Task instructions: Give the data below again exactly, and drop each picture from it.

Records shown:

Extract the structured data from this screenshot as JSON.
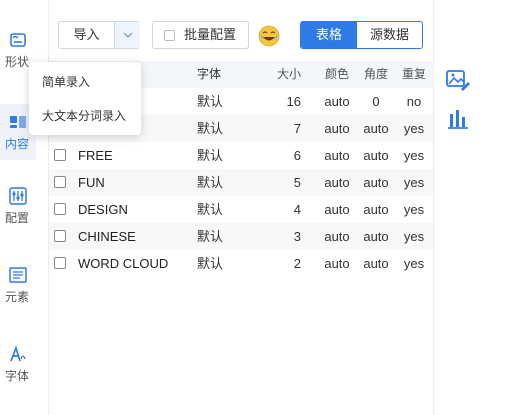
{
  "sidebar": {
    "items": [
      {
        "label": "形状",
        "icon": "shape-icon"
      },
      {
        "label": "内容",
        "icon": "content-icon",
        "active": true
      },
      {
        "label": "配置",
        "icon": "settings-icon"
      },
      {
        "label": "元素",
        "icon": "elements-icon"
      },
      {
        "label": "字体",
        "icon": "font-icon"
      }
    ]
  },
  "toolbar": {
    "import_label": "导入",
    "batch_label": "批量配置",
    "view_tabs": [
      "表格",
      "源数据"
    ],
    "active_tab": "表格",
    "emoji_icon": "laughing-emoji-icon"
  },
  "dropdown": {
    "items": [
      "简单录入",
      "大文本分词录入"
    ]
  },
  "table": {
    "headers": {
      "font": "字体",
      "size": "大小",
      "color": "颜色",
      "angle": "角度",
      "repeat": "重复"
    },
    "rows": [
      {
        "word": "",
        "font": "默认",
        "size": "16",
        "color": "auto",
        "angle": "0",
        "repeat": "no"
      },
      {
        "word": "",
        "font": "默认",
        "size": "7",
        "color": "auto",
        "angle": "auto",
        "repeat": "yes"
      },
      {
        "word": "FREE",
        "font": "默认",
        "size": "6",
        "color": "auto",
        "angle": "auto",
        "repeat": "yes"
      },
      {
        "word": "FUN",
        "font": "默认",
        "size": "5",
        "color": "auto",
        "angle": "auto",
        "repeat": "yes"
      },
      {
        "word": "DESIGN",
        "font": "默认",
        "size": "4",
        "color": "auto",
        "angle": "auto",
        "repeat": "yes"
      },
      {
        "word": "CHINESE",
        "font": "默认",
        "size": "3",
        "color": "auto",
        "angle": "auto",
        "repeat": "yes"
      },
      {
        "word": "WORD CLOUD",
        "font": "默认",
        "size": "2",
        "color": "auto",
        "angle": "auto",
        "repeat": "yes"
      }
    ]
  },
  "right_rail": {
    "icons": [
      "image-edit-icon",
      "bar-chart-icon"
    ]
  },
  "colors": {
    "accent": "#2f7be6",
    "sidebar_active_bg": "#eef3fb",
    "table_header_bg": "#f3f6fa"
  }
}
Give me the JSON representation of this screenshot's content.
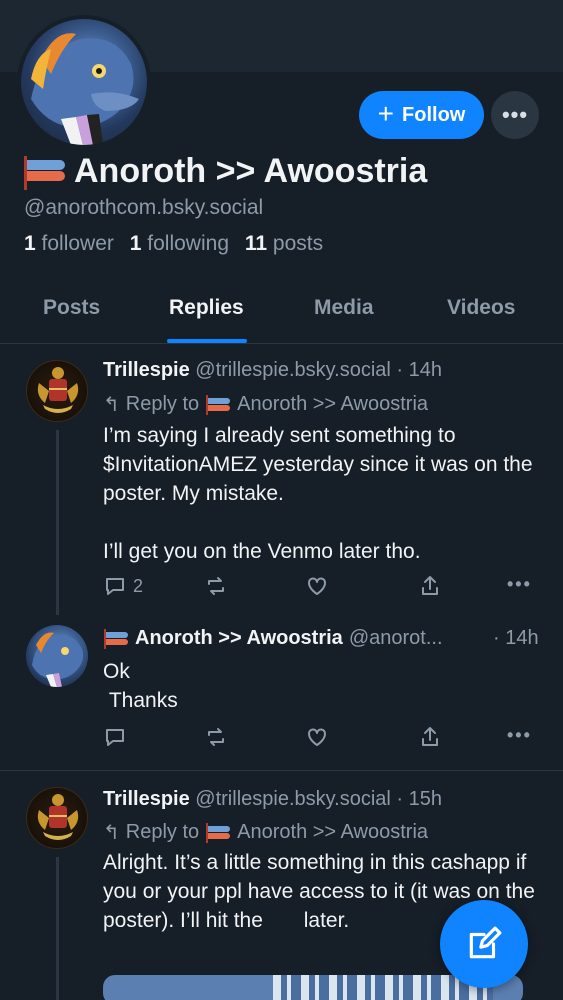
{
  "profile": {
    "display_name": "Anoroth >> Awoostria",
    "handle": "@anorothcom.bsky.social",
    "followers_count": "1",
    "followers_label": "follower",
    "following_count": "1",
    "following_label": "following",
    "posts_count": "11",
    "posts_label": "posts",
    "follow_label": "Follow"
  },
  "tabs": [
    {
      "label": "Posts"
    },
    {
      "label": "Replies"
    },
    {
      "label": "Media"
    },
    {
      "label": "Videos"
    }
  ],
  "active_tab": "Replies",
  "posts": [
    {
      "author": "Trillespie",
      "handle": "@trillespie.bsky.social",
      "time": "· 14h",
      "reply_prefix": "Reply to",
      "reply_to": "Anoroth >> Awoostria",
      "text": "I’m saying I already sent something to $InvitationAMEZ yesterday since it was on the poster. My mistake.\n\nI’ll get you on the Venmo later tho.",
      "reply_count": "2"
    },
    {
      "author": "Anoroth >> Awoostria",
      "handle": "@anorot...",
      "time": "· 14h",
      "text": "Ok\n Thanks",
      "reply_count": ""
    },
    {
      "author": "Trillespie",
      "handle": "@trillespie.bsky.social",
      "time": "· 15h",
      "reply_prefix": "Reply to",
      "reply_to": "Anoroth >> Awoostria",
      "text": "Alright. It’s a little something in this cashapp if you or your ppl have access to it (it was on the poster). I’ll hit the       later."
    }
  ],
  "colors": {
    "background": "#161e27",
    "accent": "#1083fe",
    "muted": "#8d9aa8"
  },
  "icons": [
    "plus-icon",
    "ellipsis-icon",
    "reply-arrow-icon",
    "comment-icon",
    "repost-icon",
    "heart-icon",
    "share-icon",
    "compose-icon"
  ]
}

Response:
Extract the structured data from this screenshot as JSON.
{
  "sidebar": {
    "items": [
      {
        "label": "形状",
        "icon": "shape-icon"
      },
      {
        "label": "内容",
        "icon": "content-icon",
        "active": true
      },
      {
        "label": "配置",
        "icon": "settings-icon"
      },
      {
        "label": "元素",
        "icon": "elements-icon"
      },
      {
        "label": "字体",
        "icon": "font-icon"
      }
    ]
  },
  "toolbar": {
    "import_label": "导入",
    "batch_label": "批量配置",
    "view_tabs": [
      "表格",
      "源数据"
    ],
    "active_tab": "表格",
    "emoji_icon": "laughing-emoji-icon"
  },
  "dropdown": {
    "items": [
      "简单录入",
      "大文本分词录入"
    ]
  },
  "table": {
    "headers": {
      "font": "字体",
      "size": "大小",
      "color": "颜色",
      "angle": "角度",
      "repeat": "重复"
    },
    "rows": [
      {
        "word": "",
        "font": "默认",
        "size": "16",
        "color": "auto",
        "angle": "0",
        "repeat": "no"
      },
      {
        "word": "",
        "font": "默认",
        "size": "7",
        "color": "auto",
        "angle": "auto",
        "repeat": "yes"
      },
      {
        "word": "FREE",
        "font": "默认",
        "size": "6",
        "color": "auto",
        "angle": "auto",
        "repeat": "yes"
      },
      {
        "word": "FUN",
        "font": "默认",
        "size": "5",
        "color": "auto",
        "angle": "auto",
        "repeat": "yes"
      },
      {
        "word": "DESIGN",
        "font": "默认",
        "size": "4",
        "color": "auto",
        "angle": "auto",
        "repeat": "yes"
      },
      {
        "word": "CHINESE",
        "font": "默认",
        "size": "3",
        "color": "auto",
        "angle": "auto",
        "repeat": "yes"
      },
      {
        "word": "WORD CLOUD",
        "font": "默认",
        "size": "2",
        "color": "auto",
        "angle": "auto",
        "repeat": "yes"
      }
    ]
  },
  "right_rail": {
    "icons": [
      "image-edit-icon",
      "bar-chart-icon"
    ]
  },
  "colors": {
    "accent": "#2f7be6",
    "sidebar_active_bg": "#eef3fb",
    "table_header_bg": "#f3f6fa"
  }
}
Give me the JSON representation of this screenshot's content.
{
  "profile": {
    "display_name": "Anoroth >> Awoostria",
    "handle": "@anorothcom.bsky.social",
    "followers_count": "1",
    "followers_label": "follower",
    "following_count": "1",
    "following_label": "following",
    "posts_count": "11",
    "posts_label": "posts",
    "follow_label": "Follow"
  },
  "tabs": [
    {
      "label": "Posts"
    },
    {
      "label": "Replies"
    },
    {
      "label": "Media"
    },
    {
      "label": "Videos"
    }
  ],
  "active_tab": "Replies",
  "posts": [
    {
      "author": "Trillespie",
      "handle": "@trillespie.bsky.social",
      "time": "· 14h",
      "reply_prefix": "Reply to",
      "reply_to": "Anoroth >> Awoostria",
      "text": "I’m saying I already sent something to $InvitationAMEZ yesterday since it was on the poster. My mistake.\n\nI’ll get you on the Venmo later tho.",
      "reply_count": "2"
    },
    {
      "author": "Anoroth >> Awoostria",
      "handle": "@anorot...",
      "time": "· 14h",
      "text": "Ok\n Thanks",
      "reply_count": ""
    },
    {
      "author": "Trillespie",
      "handle": "@trillespie.bsky.social",
      "time": "· 15h",
      "reply_prefix": "Reply to",
      "reply_to": "Anoroth >> Awoostria",
      "text": "Alright. It’s a little something in this cashapp if you or your ppl have access to it (it was on the poster). I’ll hit the       later."
    }
  ],
  "colors": {
    "background": "#161e27",
    "accent": "#1083fe",
    "muted": "#8d9aa8"
  },
  "icons": [
    "plus-icon",
    "ellipsis-icon",
    "reply-arrow-icon",
    "comment-icon",
    "repost-icon",
    "heart-icon",
    "share-icon",
    "compose-icon"
  ]
}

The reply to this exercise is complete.